## EXERCISE BRIEF
From the records below, take each line where the string "YOUTEXT" shows up and copy it.

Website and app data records
--------------------------------------------------

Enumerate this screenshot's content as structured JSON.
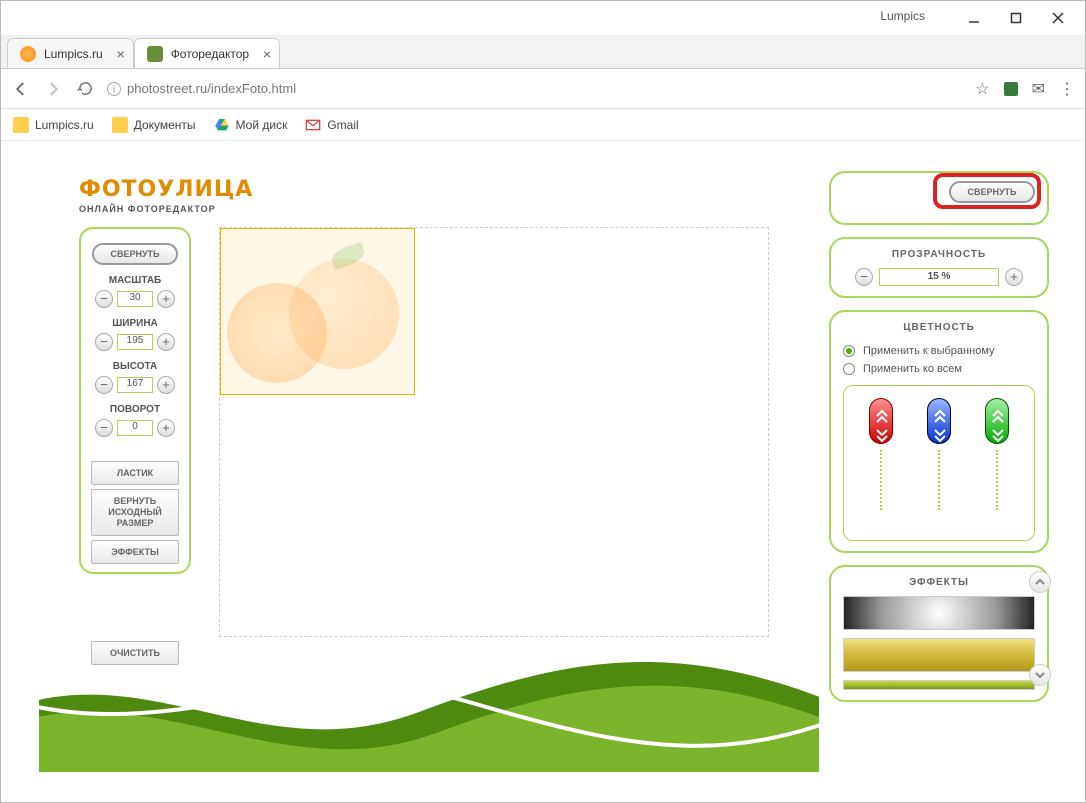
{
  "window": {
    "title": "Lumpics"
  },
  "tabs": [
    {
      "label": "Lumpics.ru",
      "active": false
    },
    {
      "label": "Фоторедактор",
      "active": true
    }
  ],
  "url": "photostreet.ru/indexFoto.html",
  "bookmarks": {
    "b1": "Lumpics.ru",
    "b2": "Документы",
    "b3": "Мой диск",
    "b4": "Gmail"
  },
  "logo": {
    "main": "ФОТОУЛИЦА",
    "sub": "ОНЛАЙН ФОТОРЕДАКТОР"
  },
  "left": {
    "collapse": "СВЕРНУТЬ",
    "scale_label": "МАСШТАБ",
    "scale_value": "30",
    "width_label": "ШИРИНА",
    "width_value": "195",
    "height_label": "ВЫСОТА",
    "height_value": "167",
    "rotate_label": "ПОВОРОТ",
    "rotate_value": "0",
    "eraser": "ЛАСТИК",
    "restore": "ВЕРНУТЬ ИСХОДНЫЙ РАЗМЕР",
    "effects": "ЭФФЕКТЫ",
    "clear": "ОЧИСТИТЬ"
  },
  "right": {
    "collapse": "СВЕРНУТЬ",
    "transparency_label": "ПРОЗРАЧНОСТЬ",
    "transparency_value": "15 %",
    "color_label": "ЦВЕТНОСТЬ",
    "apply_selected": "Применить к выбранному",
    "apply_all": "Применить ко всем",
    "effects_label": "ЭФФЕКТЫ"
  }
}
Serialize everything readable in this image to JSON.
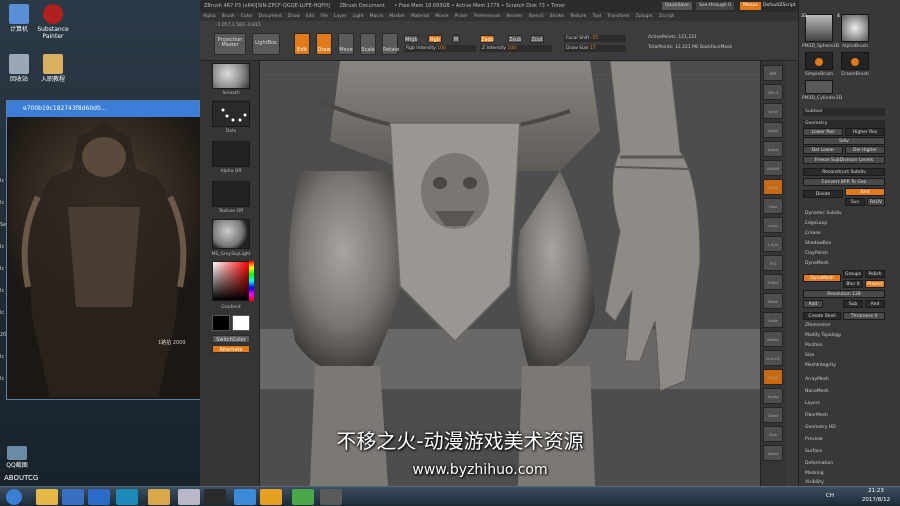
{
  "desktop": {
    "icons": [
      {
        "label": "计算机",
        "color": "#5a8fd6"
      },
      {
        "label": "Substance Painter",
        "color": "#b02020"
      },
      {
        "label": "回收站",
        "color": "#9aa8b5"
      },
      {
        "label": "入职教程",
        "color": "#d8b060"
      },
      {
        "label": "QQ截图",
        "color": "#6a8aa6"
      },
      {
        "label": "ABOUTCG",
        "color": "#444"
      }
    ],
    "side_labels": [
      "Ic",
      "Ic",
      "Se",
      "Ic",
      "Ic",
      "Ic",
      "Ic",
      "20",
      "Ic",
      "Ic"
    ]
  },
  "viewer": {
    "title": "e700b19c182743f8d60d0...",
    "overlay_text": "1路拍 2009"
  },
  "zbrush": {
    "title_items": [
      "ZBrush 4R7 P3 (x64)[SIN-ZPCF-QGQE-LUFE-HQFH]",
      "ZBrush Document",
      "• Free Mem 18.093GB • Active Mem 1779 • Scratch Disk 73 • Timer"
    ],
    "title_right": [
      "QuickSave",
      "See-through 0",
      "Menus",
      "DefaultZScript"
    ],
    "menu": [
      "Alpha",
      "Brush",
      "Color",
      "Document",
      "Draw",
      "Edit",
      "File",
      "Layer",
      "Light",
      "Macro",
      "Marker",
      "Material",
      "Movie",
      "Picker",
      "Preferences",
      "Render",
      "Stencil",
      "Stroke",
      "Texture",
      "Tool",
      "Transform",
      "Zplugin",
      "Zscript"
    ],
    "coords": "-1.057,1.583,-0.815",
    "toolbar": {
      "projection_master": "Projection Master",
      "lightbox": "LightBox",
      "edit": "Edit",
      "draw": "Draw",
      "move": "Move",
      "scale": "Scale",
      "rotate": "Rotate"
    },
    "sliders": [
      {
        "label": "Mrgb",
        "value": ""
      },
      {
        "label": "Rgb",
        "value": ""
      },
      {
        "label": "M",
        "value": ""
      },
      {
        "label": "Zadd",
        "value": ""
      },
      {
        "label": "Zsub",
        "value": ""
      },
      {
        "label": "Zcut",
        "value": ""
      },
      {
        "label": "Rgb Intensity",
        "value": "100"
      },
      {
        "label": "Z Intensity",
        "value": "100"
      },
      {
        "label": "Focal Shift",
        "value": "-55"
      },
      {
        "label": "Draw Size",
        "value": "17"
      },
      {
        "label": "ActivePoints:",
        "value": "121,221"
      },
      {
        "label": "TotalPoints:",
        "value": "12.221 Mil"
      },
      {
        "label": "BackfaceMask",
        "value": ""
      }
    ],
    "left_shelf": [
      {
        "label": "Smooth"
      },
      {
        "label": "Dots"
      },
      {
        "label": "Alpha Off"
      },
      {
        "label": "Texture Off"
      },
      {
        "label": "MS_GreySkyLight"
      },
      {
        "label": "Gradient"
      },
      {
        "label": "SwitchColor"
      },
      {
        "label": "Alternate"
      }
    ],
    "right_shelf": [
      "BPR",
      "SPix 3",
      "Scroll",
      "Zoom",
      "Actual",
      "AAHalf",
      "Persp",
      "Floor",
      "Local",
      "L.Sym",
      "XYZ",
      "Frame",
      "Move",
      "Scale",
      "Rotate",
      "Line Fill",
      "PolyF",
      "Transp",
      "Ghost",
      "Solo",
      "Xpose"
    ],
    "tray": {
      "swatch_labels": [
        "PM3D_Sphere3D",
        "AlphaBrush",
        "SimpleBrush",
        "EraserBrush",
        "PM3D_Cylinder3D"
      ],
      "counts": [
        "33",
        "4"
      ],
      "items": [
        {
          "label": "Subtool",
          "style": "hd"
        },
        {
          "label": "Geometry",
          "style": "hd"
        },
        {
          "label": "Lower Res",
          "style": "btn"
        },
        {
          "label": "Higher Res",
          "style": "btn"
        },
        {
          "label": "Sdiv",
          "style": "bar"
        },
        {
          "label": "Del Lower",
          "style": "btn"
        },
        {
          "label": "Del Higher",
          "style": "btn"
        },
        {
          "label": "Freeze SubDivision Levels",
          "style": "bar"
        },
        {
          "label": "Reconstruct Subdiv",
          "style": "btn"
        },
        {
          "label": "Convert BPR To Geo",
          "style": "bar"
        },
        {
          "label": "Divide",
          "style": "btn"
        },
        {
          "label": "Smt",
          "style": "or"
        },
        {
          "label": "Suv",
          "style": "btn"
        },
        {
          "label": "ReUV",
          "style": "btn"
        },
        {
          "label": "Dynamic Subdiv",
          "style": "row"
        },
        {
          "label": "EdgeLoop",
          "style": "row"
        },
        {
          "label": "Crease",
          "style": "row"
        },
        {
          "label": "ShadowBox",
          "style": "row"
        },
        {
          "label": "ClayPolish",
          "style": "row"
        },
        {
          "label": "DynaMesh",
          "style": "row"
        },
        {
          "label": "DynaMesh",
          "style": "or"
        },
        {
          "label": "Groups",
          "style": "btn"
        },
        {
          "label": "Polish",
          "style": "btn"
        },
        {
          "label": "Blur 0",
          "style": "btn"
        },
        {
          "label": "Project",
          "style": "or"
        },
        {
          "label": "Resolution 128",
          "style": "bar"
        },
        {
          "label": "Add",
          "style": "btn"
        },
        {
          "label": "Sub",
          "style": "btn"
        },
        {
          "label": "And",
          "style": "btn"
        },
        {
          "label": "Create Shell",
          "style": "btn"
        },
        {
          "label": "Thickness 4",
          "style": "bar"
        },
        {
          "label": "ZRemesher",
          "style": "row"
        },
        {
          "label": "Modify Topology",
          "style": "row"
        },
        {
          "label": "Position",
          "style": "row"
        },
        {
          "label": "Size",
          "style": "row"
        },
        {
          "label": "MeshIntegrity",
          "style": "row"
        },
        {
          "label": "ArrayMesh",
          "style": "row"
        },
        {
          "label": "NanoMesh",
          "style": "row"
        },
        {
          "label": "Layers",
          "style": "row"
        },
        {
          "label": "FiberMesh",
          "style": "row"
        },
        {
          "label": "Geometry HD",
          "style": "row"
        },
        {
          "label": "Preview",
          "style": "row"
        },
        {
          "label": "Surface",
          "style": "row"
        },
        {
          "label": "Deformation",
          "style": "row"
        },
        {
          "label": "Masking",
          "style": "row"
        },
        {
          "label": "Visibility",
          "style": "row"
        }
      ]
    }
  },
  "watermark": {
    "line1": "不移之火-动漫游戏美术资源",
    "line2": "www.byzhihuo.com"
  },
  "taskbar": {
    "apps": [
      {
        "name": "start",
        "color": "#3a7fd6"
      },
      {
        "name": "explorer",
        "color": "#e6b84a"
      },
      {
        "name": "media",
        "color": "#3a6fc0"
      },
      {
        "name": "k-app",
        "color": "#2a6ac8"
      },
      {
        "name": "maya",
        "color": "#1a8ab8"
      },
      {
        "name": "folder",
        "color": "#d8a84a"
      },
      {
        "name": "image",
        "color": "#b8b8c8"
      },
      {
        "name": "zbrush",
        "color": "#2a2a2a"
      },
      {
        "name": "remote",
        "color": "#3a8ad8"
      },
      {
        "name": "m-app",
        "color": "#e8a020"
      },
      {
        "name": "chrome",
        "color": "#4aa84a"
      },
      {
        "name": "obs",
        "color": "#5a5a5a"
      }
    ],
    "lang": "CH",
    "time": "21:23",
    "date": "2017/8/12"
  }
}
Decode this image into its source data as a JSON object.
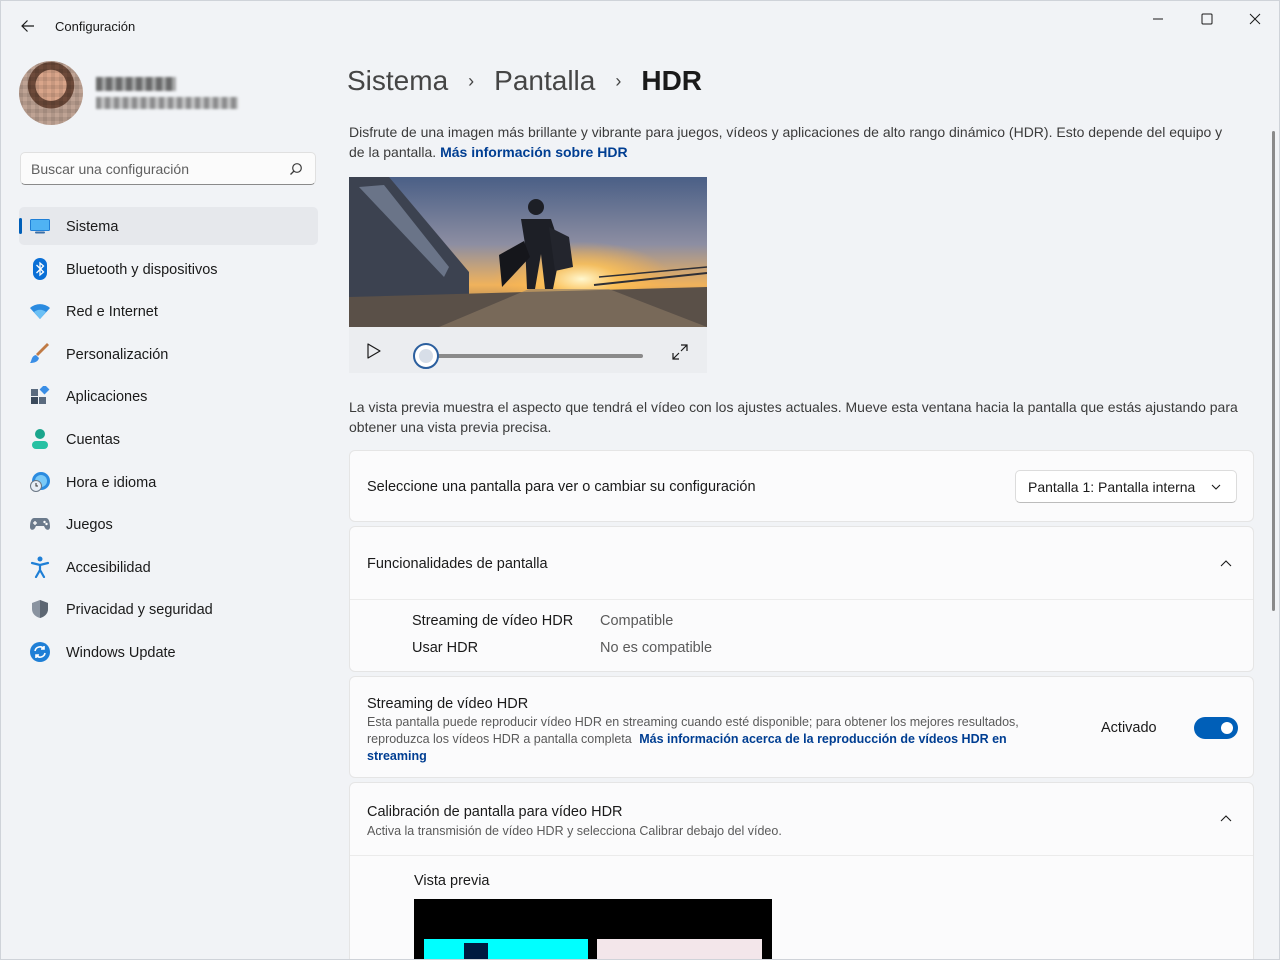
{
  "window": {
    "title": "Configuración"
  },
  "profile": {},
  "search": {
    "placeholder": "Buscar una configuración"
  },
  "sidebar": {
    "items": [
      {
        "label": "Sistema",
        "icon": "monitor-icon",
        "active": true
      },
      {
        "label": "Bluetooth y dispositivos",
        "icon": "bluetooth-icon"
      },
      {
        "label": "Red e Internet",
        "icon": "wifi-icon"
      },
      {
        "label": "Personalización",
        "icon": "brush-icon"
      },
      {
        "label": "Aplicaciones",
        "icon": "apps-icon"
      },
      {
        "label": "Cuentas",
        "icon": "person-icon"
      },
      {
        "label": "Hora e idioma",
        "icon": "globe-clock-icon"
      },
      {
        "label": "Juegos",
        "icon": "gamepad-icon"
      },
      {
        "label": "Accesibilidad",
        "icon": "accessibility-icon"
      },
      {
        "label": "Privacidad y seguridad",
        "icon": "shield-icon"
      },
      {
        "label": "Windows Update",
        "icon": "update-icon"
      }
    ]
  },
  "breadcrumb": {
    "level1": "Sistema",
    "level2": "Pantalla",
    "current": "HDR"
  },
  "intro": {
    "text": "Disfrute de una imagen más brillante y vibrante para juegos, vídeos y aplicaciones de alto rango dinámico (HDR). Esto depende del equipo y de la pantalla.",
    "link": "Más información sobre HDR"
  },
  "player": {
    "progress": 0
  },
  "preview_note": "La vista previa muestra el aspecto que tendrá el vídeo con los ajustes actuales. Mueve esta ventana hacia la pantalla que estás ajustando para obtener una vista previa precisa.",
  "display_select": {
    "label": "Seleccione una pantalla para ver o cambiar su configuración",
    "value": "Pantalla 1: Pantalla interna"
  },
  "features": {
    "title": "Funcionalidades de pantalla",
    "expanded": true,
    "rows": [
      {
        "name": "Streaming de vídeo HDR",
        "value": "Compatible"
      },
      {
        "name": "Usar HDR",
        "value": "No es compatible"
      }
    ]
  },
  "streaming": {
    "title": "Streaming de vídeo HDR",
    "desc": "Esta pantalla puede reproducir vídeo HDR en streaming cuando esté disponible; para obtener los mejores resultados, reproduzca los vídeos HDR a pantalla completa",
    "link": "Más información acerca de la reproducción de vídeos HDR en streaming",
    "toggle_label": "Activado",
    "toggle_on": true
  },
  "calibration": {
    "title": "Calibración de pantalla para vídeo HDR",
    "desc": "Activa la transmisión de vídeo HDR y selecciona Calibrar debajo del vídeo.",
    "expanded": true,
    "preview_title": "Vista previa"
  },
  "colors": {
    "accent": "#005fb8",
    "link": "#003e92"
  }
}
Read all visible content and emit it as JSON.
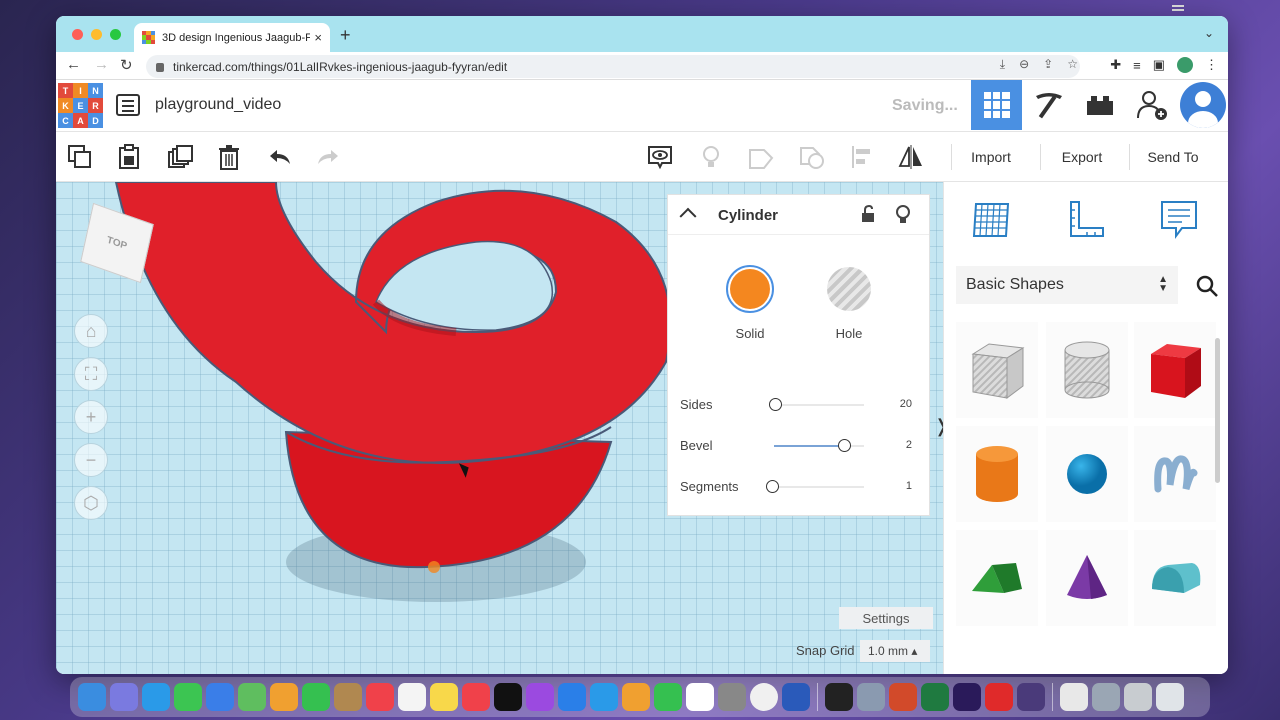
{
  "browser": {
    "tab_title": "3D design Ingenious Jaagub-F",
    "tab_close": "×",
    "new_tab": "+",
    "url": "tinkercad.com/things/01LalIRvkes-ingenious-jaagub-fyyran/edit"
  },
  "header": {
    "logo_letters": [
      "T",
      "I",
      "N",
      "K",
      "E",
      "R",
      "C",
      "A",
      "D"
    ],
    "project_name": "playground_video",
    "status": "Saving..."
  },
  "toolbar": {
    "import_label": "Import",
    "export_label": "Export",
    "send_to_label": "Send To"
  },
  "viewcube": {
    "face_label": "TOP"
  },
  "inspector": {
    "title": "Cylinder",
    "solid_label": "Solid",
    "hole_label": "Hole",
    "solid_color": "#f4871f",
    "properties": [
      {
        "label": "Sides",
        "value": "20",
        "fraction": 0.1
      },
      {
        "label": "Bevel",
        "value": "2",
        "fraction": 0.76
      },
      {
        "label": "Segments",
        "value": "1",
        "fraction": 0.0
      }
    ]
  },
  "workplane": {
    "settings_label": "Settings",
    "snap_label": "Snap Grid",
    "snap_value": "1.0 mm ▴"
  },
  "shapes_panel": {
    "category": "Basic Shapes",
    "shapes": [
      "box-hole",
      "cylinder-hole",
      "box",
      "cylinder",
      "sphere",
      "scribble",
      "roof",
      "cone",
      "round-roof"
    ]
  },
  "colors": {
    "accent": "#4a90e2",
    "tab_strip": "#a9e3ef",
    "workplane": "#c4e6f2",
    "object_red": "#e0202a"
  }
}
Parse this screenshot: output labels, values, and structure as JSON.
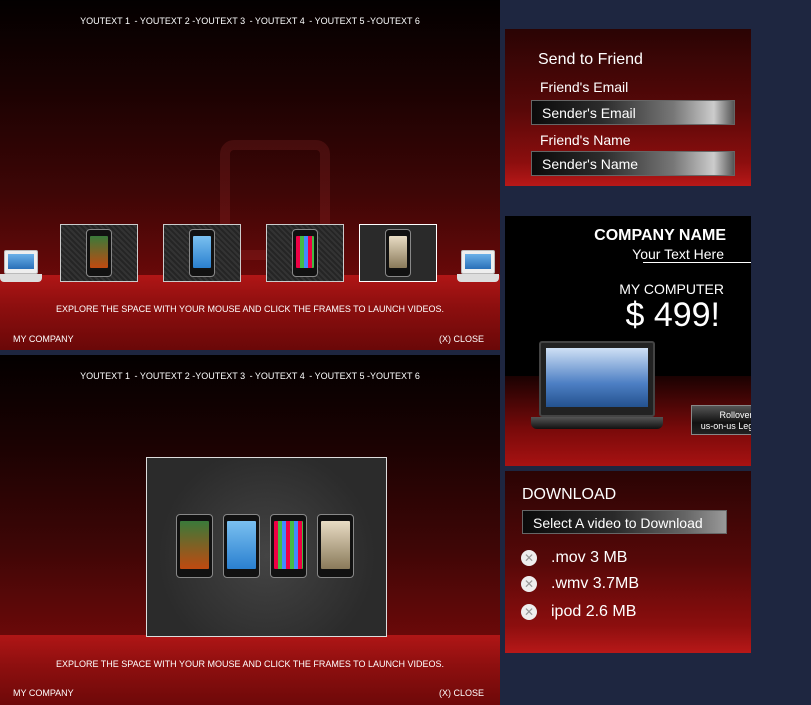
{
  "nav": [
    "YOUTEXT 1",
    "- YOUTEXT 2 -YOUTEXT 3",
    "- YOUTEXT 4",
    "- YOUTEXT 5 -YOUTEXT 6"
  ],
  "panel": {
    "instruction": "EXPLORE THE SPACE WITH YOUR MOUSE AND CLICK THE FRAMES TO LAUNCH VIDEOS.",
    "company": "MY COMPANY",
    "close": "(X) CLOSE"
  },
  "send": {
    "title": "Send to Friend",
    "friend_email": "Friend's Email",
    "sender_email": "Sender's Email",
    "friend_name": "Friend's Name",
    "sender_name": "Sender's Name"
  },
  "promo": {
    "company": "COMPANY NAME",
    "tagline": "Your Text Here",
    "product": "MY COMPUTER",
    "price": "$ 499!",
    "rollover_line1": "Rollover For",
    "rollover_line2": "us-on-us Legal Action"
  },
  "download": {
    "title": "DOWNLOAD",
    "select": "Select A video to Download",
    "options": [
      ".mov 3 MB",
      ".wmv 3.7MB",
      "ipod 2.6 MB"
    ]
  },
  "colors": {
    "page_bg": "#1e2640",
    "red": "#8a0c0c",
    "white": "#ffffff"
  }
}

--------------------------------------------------

## TASK RESPONSE
    "YOUTEXT 1",
    "- YOUTEXT 2 -YOUTEXT 3",
    "- YOUTEXT 4",
    "- YOUTEXT 5 -YOUTEXT 6"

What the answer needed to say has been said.